A good crowd turned out for the launch, and quite a few teams were able to compete. The rocket prep table kept busy, and many of the rockets carried an electronic payload of various types. Some of these payloads included data or video downlinks, allowing a video recorder or computer on the ground to receive information from the rocket during the flight.


Loading the motor

As the final step before flight, each team took their rocket to the motor load station to get a flight motor installed. These I-class rocket motors are fairly powerful, and strict safety precautions are followed to insure that no accidents happen. These engines performed well, but were powerful enough that hot exhaust residue started a couple of small grass fires during the course of the day. The teams were prepared for this, and each fire was quickly extinguished with the fire extinguishers kept handy for just such an occurance.


Launch team entering launch area V2 launch on a windy day

Each team took their rocket out to the launch field in turn, with everyone having their own part to play. Some of the team members went to the tracking stations to assist in tracking their flights. Others placed the rocket on the launch pad, and the team captain took charge of the launch control station.


Launch team at launch control station

Once the rocket was in place on the launch pad, the team gathered at the launch control station. The team captain introduced the team members, and began the launch process. First, a check with the weather team, and a broadcast over the PA system of the current weather conditions and the details of the launch site position (latitude, longitude, and altitude). Next came a check-in from each of the tracking stations. Once everyone was ready, the team captain would give a brief countdown and press the launch switch.
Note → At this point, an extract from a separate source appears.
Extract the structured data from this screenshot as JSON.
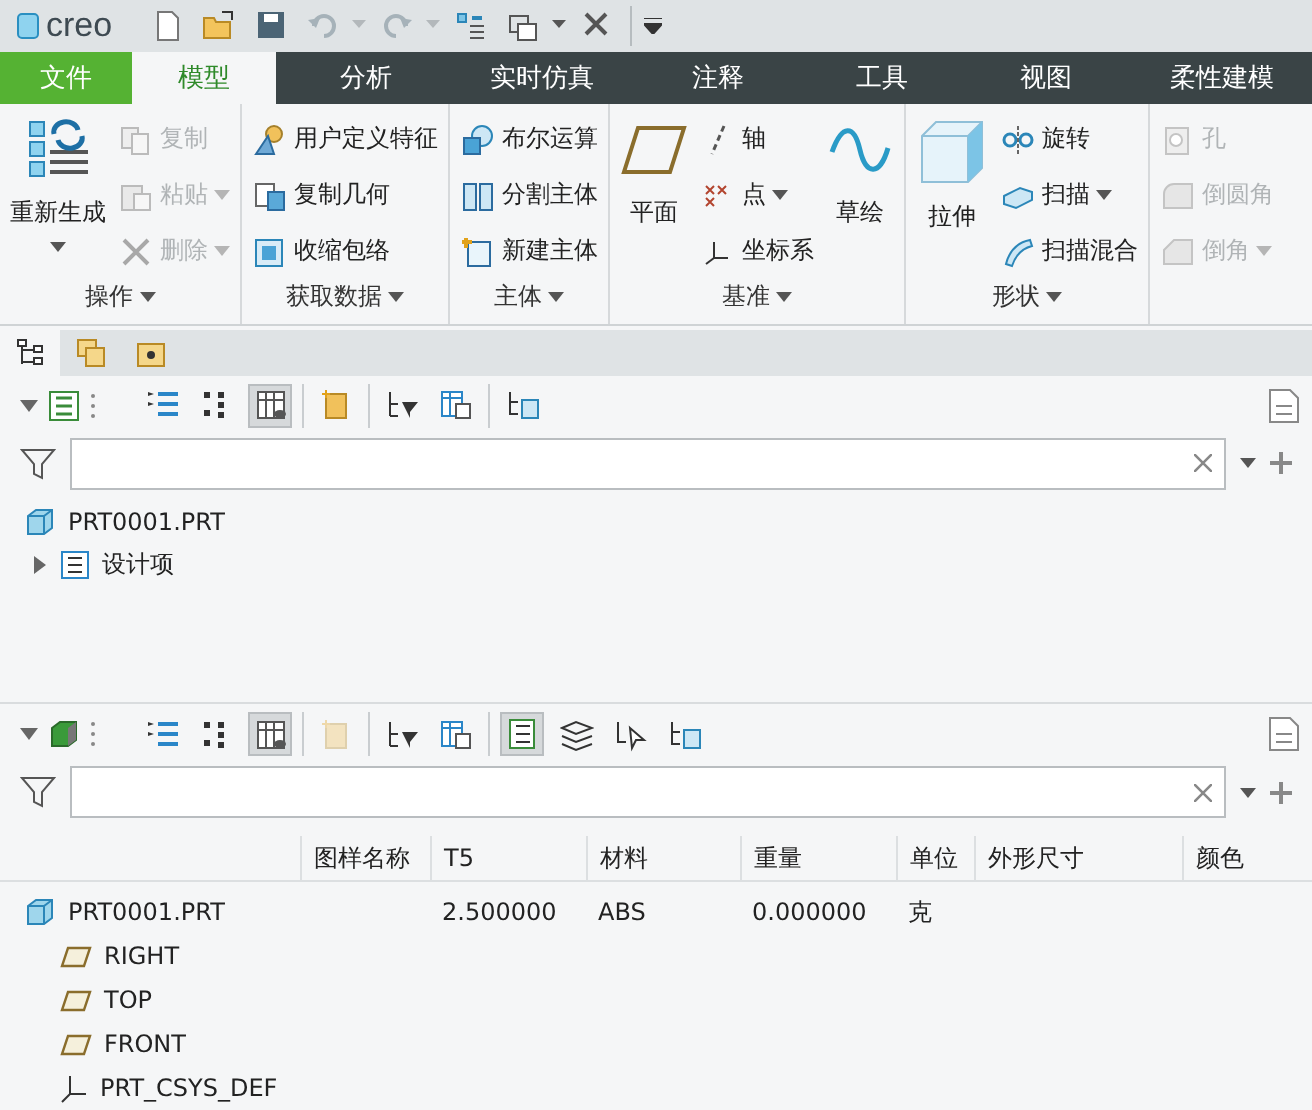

The rockets launched with a surprisingly loud noise, weathercocking into the stiff wind as they left the launch pad.

Once the rocket launched, its flight was tracked and monitored. The tracking stations reported back the azimuth and elevation numbers for the flight, and the recovery team watched the direction of the descent so they could head out in the right direction to gather up the rocket once it landed. After a successful flight, the tracking information was used to calculate the rocket's actual performance for comparison with the predicted performance calculated before the flight.